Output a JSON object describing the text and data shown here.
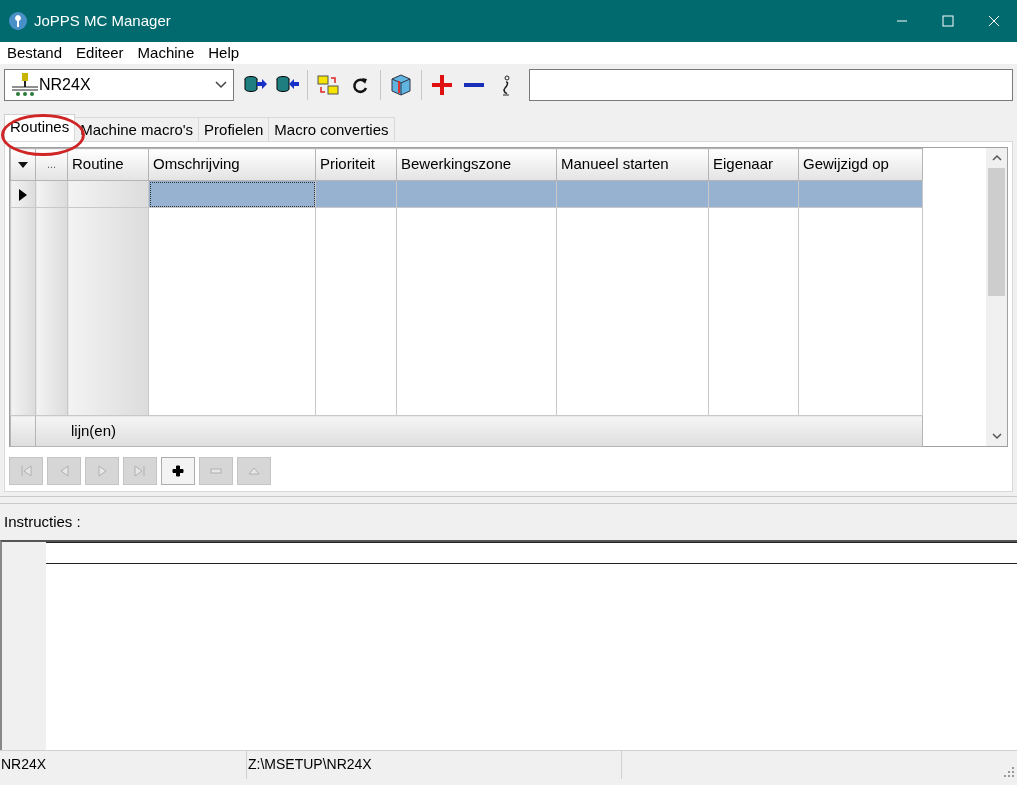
{
  "window": {
    "title": "JoPPS MC Manager"
  },
  "menu": [
    {
      "label": "Bestand"
    },
    {
      "label": "Editeer"
    },
    {
      "label": "Machine"
    },
    {
      "label": "Help"
    }
  ],
  "toolbar": {
    "machine": {
      "value": "NR24X"
    },
    "buttons": [
      {
        "kind": "export"
      },
      {
        "kind": "import"
      },
      {
        "kind": "sep"
      },
      {
        "kind": "folders"
      },
      {
        "kind": "refresh"
      },
      {
        "kind": "sep"
      },
      {
        "kind": "cube"
      },
      {
        "kind": "sep"
      },
      {
        "kind": "add"
      },
      {
        "kind": "remove"
      },
      {
        "kind": "info"
      }
    ]
  },
  "tabs": [
    {
      "label": "Routines",
      "selected": true
    },
    {
      "label": "Machine macro's",
      "selected": false
    },
    {
      "label": "Profielen",
      "selected": false
    },
    {
      "label": "Macro converties",
      "selected": false
    }
  ],
  "grid": {
    "columns": [
      {
        "label": "..."
      },
      {
        "label": "Routine"
      },
      {
        "label": "Omschrijving"
      },
      {
        "label": "Prioriteit"
      },
      {
        "label": "Bewerkingszone"
      },
      {
        "label": "Manueel starten"
      },
      {
        "label": "Eigenaar"
      },
      {
        "label": "Gewijzigd op"
      }
    ],
    "rows": [
      {
        "selected": true
      }
    ],
    "footer": "lijn(en)"
  },
  "navigator": [
    {
      "kind": "first",
      "disabled": true
    },
    {
      "kind": "prev",
      "disabled": true
    },
    {
      "kind": "next",
      "disabled": true
    },
    {
      "kind": "last",
      "disabled": true
    },
    {
      "kind": "add",
      "disabled": false
    },
    {
      "kind": "delete",
      "disabled": true
    },
    {
      "kind": "up",
      "disabled": true
    }
  ],
  "instructions": {
    "label": "Instructies :"
  },
  "status_bar": [
    "NR24X",
    "Z:\\MSETUP\\NR24X"
  ]
}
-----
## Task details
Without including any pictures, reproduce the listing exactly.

## Task output
Output a JSON object describing the text and data shown here.
{
  "window": {
    "title": "JoPPS MC Manager"
  },
  "menu": [
    {
      "label": "Bestand"
    },
    {
      "label": "Editeer"
    },
    {
      "label": "Machine"
    },
    {
      "label": "Help"
    }
  ],
  "toolbar": {
    "machine": {
      "value": "NR24X"
    },
    "buttons": [
      {
        "kind": "export"
      },
      {
        "kind": "import"
      },
      {
        "kind": "sep"
      },
      {
        "kind": "folders"
      },
      {
        "kind": "refresh"
      },
      {
        "kind": "sep"
      },
      {
        "kind": "cube"
      },
      {
        "kind": "sep"
      },
      {
        "kind": "add"
      },
      {
        "kind": "remove"
      },
      {
        "kind": "info"
      }
    ]
  },
  "tabs": [
    {
      "label": "Routines",
      "selected": true
    },
    {
      "label": "Machine macro's",
      "selected": false
    },
    {
      "label": "Profielen",
      "selected": false
    },
    {
      "label": "Macro converties",
      "selected": false
    }
  ],
  "grid": {
    "columns": [
      {
        "label": "..."
      },
      {
        "label": "Routine"
      },
      {
        "label": "Omschrijving"
      },
      {
        "label": "Prioriteit"
      },
      {
        "label": "Bewerkingszone"
      },
      {
        "label": "Manueel starten"
      },
      {
        "label": "Eigenaar"
      },
      {
        "label": "Gewijzigd op"
      }
    ],
    "rows": [
      {
        "selected": true
      }
    ],
    "footer": "lijn(en)"
  },
  "navigator": [
    {
      "kind": "first",
      "disabled": true
    },
    {
      "kind": "prev",
      "disabled": true
    },
    {
      "kind": "next",
      "disabled": true
    },
    {
      "kind": "last",
      "disabled": true
    },
    {
      "kind": "add",
      "disabled": false
    },
    {
      "kind": "delete",
      "disabled": true
    },
    {
      "kind": "up",
      "disabled": true
    }
  ],
  "instructions": {
    "label": "Instructies :"
  },
  "status_bar": [
    "NR24X",
    "Z:\\MSETUP\\NR24X"
  ]
}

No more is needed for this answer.